Every new policy designed to bleed our souls bit by bit, has finally taken so much of us that there is nothing left to give. There is nothing left to lose for so many Zimbabweans. Famine. Illness. Death. Forced migration. Poverty. Drought.

All avenues of creative industry for the average family, ruthlessly and shamelessly thwarted by a ruling elite that continuously remind us how they died and died and died – 36 years over – for the independence of this country. Justify photocopying of colonial laws and bans, reproducing them now for the no longer fledgling democracy to experience – because see, they especially died for it.

Are we to be punished that we weren’t born before they took up arms to fight for our future? Boy, are we paying, in tax through and extortion … ZIMRA, police roadblocks enforced by ZRP, indigenisation policies that serve a handful, and the gravy train?

Then along came some commentators, who said loudly that what are we but social media activists? I say, remember that before this ‘something’ that happened, we dared not speak what was in our hearts.

We began to say it, aloud, on social media. Then – look! Beitbridge border post shut down, Bindura, Epworth, Ruwa, and Hatcliffe, Cape Town and London stood up and on the 6th July 2016, and our voice of silence was so deafening, we have yet to hear from the powers that be. Being hard of hearing through both age and arrogance, we have to understand that it has to happen again. And again. Pity.

On the 13th and 14th July, Zimbabwe speaks again. Make it your choice to be a part of this, because this is the one way that we, a peaceful, hardworking, cheerful, loving nation, speak. This is Zimbabwe, let those in parliament tremble at the voice of the people!

We have not had much to celebrate in Zimbabwe for 36 years. But, in the middle of doom and gloom, something amazing happened here!

Welcome to a new Zimbabwe… well, almost, more like coming soon.

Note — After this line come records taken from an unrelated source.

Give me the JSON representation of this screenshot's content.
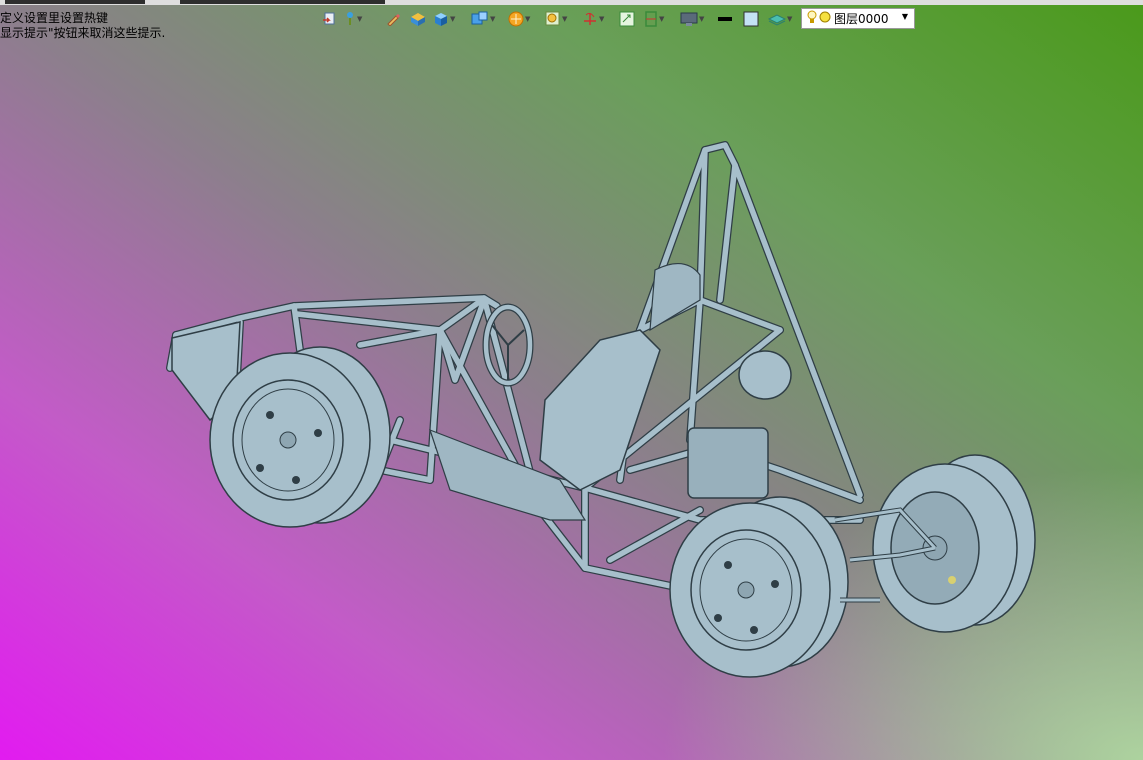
{
  "hints": {
    "line1": "定义设置里设置热键",
    "line2": "显示提示\"按钮来取消这些提示."
  },
  "toolbar": {
    "icons": [
      "select-icon",
      "point-icon",
      "sketch-icon",
      "extrude-icon",
      "solid-icon",
      "view-icon",
      "render-icon",
      "zoom-icon",
      "coordinate-icon",
      "fit-icon",
      "frame-icon",
      "display-icon",
      "line-color-icon",
      "face-color-icon",
      "layer-icon"
    ]
  },
  "layer": {
    "name": "图层0000"
  },
  "colors": {
    "model": "#a7bfcb",
    "model_edge": "#2f3e46"
  }
}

  • Bridgette is a keen observer of the world around her. Often running her opinions and questions off at the most importune times, she is a firm believer that there is always more to learn and better to aim for.